The persistent relatively high levels of fertility and population growth in many countries in sub-Saharan Africa are considered by many policymakers as a major obstacle towards economic progress on the continent.
This neomalthusian interpretation of demographic trends is, however, disputed by some scholars, who insist on the need to examine demographic change within the particular social and anthropological realities of the cultures involved, and also within the political economic context, without focusing on the demographic variable in isolation.
Many would argue that, in addition to the technical analysis of demographic data, interpretations of demographic trends are closely intertwined with philosophical values and can be subject to ideological influences particularly within the policy environment of the international population community.
The speaker will explore different perspectives on demographic change in the context of sub-Saharan Africa, paying particular attention to the case of Kenya.

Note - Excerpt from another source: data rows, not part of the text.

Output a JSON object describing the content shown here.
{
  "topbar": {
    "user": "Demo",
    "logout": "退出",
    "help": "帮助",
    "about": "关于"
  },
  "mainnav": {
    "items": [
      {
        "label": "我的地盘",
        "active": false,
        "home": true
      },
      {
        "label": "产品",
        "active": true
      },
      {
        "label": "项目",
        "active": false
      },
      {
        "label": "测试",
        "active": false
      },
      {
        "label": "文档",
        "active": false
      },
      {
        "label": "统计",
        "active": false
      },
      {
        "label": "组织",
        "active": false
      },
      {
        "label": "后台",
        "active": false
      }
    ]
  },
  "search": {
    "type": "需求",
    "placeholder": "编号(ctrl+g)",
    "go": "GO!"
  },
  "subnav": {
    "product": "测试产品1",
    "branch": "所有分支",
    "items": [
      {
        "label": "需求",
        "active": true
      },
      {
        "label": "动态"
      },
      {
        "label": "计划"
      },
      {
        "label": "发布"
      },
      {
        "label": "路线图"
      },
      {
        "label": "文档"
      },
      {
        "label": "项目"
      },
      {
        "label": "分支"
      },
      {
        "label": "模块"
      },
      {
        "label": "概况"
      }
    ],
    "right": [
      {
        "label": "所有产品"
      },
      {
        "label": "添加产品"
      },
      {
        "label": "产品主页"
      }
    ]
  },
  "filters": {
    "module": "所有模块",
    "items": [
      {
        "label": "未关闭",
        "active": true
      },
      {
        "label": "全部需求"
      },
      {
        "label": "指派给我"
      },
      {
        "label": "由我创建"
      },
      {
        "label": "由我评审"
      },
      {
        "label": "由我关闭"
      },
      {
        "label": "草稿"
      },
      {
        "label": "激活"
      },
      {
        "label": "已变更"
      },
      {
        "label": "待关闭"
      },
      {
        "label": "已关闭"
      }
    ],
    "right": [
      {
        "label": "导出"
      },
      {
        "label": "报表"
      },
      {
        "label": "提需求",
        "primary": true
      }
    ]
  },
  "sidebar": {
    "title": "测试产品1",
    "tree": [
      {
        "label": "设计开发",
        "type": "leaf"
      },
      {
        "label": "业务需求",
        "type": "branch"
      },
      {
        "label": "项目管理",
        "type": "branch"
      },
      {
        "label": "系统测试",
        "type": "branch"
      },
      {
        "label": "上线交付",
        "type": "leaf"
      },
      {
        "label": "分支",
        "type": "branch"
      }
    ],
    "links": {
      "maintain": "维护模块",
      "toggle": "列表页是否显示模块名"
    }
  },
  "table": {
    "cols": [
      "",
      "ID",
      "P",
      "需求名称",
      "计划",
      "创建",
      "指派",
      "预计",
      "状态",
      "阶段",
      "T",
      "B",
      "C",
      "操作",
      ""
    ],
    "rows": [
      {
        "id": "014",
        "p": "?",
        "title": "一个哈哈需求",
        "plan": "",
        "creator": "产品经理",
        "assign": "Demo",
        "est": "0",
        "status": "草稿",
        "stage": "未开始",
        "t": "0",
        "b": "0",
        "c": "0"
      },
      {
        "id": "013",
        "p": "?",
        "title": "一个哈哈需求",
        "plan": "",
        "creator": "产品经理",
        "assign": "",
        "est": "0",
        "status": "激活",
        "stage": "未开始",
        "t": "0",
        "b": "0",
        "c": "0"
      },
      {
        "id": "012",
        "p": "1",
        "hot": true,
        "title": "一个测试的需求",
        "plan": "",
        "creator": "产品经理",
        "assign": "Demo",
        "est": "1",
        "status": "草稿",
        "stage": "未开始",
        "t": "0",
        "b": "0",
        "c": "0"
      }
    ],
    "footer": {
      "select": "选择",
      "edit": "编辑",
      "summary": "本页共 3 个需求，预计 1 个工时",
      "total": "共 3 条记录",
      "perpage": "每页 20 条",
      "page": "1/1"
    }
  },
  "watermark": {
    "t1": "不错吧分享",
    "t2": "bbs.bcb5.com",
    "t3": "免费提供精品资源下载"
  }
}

He explains the relatively high levels of fertility, mortality and population growth in sub-Saharan Africa, despite the many decades of population programmes focusing on raising levels of contraceptive prevalence. Having explored the different philosophical perspectives, attention will be focused on empirical trends in relation to the dynamics of population change in the region.
Professor Grimes is an emeritus Professor of Geography at the Institute for Business, Social Science and Public Policy; National University of Ireland, Galway. He has published extensively on a wide range of topics both in economic and population geography, and has served on Ireland’s Services Strategy Senior Advisory Group. The main focus of his research has been on foreign investment in Ireland and China, and more recently has been looking at the contribution of multinational Research and Development activity to China’s emerging innovation landscape.
See poster below.